▸ **Task description**:
Take the line containing "Give me the" as the first and the last line of the records below as the end, and please set down only what lies between them exactly, both ends included.

(Given records begins)

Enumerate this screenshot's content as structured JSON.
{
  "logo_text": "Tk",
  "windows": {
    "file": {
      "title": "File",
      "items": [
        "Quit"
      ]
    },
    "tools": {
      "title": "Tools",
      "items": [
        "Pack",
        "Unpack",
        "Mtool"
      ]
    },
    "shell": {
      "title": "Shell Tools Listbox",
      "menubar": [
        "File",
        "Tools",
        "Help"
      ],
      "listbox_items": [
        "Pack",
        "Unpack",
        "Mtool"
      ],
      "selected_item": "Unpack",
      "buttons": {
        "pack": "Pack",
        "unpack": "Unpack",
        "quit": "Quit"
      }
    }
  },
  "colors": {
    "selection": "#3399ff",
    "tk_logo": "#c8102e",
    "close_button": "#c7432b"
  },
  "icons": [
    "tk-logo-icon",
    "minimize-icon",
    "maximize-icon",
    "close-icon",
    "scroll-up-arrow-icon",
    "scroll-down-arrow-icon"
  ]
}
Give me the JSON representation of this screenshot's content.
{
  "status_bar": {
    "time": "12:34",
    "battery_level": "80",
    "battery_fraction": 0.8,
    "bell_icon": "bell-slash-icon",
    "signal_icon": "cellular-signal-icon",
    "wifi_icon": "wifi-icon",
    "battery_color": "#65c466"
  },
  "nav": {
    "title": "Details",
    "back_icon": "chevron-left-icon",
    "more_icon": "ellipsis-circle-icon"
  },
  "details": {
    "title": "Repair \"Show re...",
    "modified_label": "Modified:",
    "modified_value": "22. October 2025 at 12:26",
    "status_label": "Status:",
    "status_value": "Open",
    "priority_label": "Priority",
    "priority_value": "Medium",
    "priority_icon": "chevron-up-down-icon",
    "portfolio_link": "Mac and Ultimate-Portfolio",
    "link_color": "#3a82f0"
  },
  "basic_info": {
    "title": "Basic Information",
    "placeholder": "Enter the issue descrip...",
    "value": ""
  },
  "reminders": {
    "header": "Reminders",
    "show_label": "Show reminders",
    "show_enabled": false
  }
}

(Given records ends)

▸ **Result of this exercise**:
Give me the JSON representation of this screenshot's content.
{
  "status_bar": {
    "time": "12:34",
    "battery_level": "80",
    "battery_fraction": 0.8,
    "bell_icon": "bell-slash-icon",
    "signal_icon": "cellular-signal-icon",
    "wifi_icon": "wifi-icon",
    "battery_color": "#65c466"
  },
  "nav": {
    "title": "Details",
    "back_icon": "chevron-left-icon",
    "more_icon": "ellipsis-circle-icon"
  },
  "details": {
    "title": "Repair \"Show re...",
    "modified_label": "Modified:",
    "modified_value": "22. October 2025 at 12:26",
    "status_label": "Status:",
    "status_value": "Open",
    "priority_label": "Priority",
    "priority_value": "Medium",
    "priority_icon": "chevron-up-down-icon",
    "portfolio_link": "Mac and Ultimate-Portfolio",
    "link_color": "#3a82f0"
  },
  "basic_info": {
    "title": "Basic Information",
    "placeholder": "Enter the issue descrip...",
    "value": ""
  },
  "reminders": {
    "header": "Reminders",
    "show_label": "Show reminders",
    "show_enabled": false
  }
}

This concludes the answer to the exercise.